Baron to Be:
After spending almost a decade travelling in Europe and the Ottoman Empire, Henry prepared to return to the East once more, but destiny had planned otherwise. Sadly, his father died in June 1869 at the young age of around 42. Henry subsequently inherited the title of Third Baron Stanley of Alderley and Second Baron of Eddisbury. He therefore returned immediately to England to settle there permanently with his wife.
So, Henry Stanley took up the position as the first Muslim member of the House of Lords and spent the rest of his life managing the family estates in Cheshire and Anglesey whilst, at the same time, serving in his capacity as a peer of the realm.
A good leader:
Upon leadership, Henry closed all the public houses on his estates because the consumption of Alcohol was forbidden in Islam, but was more than happy to restore several Churches. Apart from being a devoted Muslim, he had a soft spot for all good cases and did not hesitate to support them.

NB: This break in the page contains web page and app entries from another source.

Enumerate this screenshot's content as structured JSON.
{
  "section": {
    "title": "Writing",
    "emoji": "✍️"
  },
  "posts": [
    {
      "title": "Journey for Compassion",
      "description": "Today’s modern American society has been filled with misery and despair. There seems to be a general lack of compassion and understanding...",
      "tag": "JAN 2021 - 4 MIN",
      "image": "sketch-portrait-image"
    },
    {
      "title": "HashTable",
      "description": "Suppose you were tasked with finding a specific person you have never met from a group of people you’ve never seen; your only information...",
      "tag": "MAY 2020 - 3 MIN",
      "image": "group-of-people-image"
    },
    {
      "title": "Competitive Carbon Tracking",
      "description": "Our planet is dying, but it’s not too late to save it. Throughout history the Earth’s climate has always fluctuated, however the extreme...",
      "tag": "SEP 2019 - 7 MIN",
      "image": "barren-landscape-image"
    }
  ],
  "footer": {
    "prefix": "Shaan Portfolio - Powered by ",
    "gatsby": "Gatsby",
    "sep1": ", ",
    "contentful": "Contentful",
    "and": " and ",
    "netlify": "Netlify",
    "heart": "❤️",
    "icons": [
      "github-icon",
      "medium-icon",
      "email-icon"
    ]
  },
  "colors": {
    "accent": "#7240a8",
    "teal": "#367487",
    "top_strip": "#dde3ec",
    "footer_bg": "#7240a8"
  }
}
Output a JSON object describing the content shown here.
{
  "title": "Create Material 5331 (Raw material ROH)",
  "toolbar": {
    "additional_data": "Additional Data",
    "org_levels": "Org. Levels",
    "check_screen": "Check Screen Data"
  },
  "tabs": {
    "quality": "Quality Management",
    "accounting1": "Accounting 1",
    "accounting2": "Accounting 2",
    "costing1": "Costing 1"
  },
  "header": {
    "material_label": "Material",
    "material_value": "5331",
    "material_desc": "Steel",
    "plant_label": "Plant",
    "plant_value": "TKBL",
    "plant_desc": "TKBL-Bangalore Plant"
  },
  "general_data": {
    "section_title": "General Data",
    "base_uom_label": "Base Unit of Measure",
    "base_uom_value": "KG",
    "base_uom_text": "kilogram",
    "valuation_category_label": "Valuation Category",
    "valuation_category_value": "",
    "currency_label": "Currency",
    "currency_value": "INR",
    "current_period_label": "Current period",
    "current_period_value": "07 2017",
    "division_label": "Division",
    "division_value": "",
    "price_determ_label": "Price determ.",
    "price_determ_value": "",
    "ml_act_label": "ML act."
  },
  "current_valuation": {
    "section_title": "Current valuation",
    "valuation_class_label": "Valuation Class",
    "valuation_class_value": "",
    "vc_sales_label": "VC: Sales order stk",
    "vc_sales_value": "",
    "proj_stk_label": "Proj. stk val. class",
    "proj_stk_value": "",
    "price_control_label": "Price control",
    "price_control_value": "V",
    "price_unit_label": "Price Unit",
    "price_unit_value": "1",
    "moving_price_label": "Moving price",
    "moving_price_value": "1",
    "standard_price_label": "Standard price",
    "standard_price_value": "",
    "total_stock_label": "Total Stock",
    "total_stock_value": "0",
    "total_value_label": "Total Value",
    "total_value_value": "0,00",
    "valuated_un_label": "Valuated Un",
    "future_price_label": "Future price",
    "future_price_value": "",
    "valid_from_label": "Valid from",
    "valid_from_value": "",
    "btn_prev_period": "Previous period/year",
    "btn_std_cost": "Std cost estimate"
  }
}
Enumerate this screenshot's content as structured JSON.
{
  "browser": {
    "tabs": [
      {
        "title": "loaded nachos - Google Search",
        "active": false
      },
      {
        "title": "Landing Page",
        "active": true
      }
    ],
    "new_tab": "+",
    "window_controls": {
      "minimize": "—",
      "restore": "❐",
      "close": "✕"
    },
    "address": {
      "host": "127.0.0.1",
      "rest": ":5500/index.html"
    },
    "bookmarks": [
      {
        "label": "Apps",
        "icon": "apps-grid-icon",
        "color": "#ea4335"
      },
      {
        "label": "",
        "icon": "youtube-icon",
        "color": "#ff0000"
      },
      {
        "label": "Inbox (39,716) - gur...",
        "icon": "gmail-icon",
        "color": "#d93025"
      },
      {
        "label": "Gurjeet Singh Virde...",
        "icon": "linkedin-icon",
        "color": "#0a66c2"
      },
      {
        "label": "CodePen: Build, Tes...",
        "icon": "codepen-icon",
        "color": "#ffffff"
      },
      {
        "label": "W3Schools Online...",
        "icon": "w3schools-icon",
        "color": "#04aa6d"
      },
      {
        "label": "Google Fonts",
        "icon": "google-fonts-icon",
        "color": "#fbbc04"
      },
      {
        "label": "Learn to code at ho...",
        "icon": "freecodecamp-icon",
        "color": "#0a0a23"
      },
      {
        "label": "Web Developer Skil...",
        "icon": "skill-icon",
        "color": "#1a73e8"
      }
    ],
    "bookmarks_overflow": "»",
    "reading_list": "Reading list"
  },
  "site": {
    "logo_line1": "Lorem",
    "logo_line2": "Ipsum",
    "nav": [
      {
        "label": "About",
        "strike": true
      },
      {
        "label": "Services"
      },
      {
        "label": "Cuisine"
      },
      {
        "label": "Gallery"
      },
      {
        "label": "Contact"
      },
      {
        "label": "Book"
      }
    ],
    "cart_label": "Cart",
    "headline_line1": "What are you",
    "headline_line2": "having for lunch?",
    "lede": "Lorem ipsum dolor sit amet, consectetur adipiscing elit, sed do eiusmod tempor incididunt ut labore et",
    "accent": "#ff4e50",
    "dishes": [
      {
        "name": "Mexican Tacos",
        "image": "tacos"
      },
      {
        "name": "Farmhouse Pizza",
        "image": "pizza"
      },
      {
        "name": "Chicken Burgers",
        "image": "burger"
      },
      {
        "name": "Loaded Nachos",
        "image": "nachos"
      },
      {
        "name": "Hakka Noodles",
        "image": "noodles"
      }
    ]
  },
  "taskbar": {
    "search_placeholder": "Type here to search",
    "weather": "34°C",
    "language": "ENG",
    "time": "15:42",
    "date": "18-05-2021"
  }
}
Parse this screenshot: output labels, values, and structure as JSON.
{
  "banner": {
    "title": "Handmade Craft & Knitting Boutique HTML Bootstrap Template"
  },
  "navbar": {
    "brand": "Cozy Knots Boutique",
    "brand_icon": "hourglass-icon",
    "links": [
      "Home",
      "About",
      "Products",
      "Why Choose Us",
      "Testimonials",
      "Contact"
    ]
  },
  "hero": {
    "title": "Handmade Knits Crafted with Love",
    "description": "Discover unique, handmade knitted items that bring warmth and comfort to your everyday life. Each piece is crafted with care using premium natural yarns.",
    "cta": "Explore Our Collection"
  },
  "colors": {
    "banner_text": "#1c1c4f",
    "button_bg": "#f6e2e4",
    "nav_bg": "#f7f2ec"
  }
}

He never lost the opportunity defend the rights of the African people, of all faiths.
Unlike many of his contemporaries, he chose not to be outspoken about his faith, to avoid igniting bad feelings within his extended family because of his favour to Islam. After a lifetime dedicated to searching for knowledge, Lord Henry Stanley of Alderley passed away in Ramadan around the age of 75.
He was, in many ways, a model British Muslim.
Find out more by reading “Great Muslims of the West”, by Muhammad Mojlum Khan.